◆ Task details
In this exercise, every entry is to be copied exactly.

(Data records for software interfaces)
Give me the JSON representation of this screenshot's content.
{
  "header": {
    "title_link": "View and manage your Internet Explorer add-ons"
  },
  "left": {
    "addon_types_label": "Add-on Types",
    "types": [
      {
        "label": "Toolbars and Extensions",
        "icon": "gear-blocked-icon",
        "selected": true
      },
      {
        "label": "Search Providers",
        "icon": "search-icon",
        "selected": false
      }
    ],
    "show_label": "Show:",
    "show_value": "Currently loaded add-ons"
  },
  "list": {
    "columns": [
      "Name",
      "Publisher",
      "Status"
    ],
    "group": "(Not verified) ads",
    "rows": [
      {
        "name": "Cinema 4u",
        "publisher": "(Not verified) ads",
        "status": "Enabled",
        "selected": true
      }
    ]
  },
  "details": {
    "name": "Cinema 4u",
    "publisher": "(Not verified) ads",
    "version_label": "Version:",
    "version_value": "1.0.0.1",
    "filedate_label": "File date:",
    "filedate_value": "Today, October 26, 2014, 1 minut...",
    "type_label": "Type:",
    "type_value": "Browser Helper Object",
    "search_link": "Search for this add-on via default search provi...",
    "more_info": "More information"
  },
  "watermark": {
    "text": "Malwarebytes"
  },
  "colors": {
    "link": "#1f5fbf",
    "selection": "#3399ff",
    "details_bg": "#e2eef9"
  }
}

◆ Response to this task
Give me the JSON representation of this screenshot's content.
{
  "header": {
    "title_link": "View and manage your Internet Explorer add-ons"
  },
  "left": {
    "addon_types_label": "Add-on Types",
    "types": [
      {
        "label": "Toolbars and Extensions",
        "icon": "gear-blocked-icon",
        "selected": true
      },
      {
        "label": "Search Providers",
        "icon": "search-icon",
        "selected": false
      }
    ],
    "show_label": "Show:",
    "show_value": "Currently loaded add-ons"
  },
  "list": {
    "columns": [
      "Name",
      "Publisher",
      "Status"
    ],
    "group": "(Not verified) ads",
    "rows": [
      {
        "name": "Cinema 4u",
        "publisher": "(Not verified) ads",
        "status": "Enabled",
        "selected": true
      }
    ]
  },
  "details": {
    "name": "Cinema 4u",
    "publisher": "(Not verified) ads",
    "version_label": "Version:",
    "version_value": "1.0.0.1",
    "filedate_label": "File date:",
    "filedate_value": "Today, October 26, 2014, 1 minut...",
    "type_label": "Type:",
    "type_value": "Browser Helper Object",
    "search_link": "Search for this add-on via default search provi...",
    "more_info": "More information"
  },
  "watermark": {
    "text": "Malwarebytes"
  },
  "colors": {
    "link": "#1f5fbf",
    "selection": "#3399ff",
    "details_bg": "#e2eef9"
  }
}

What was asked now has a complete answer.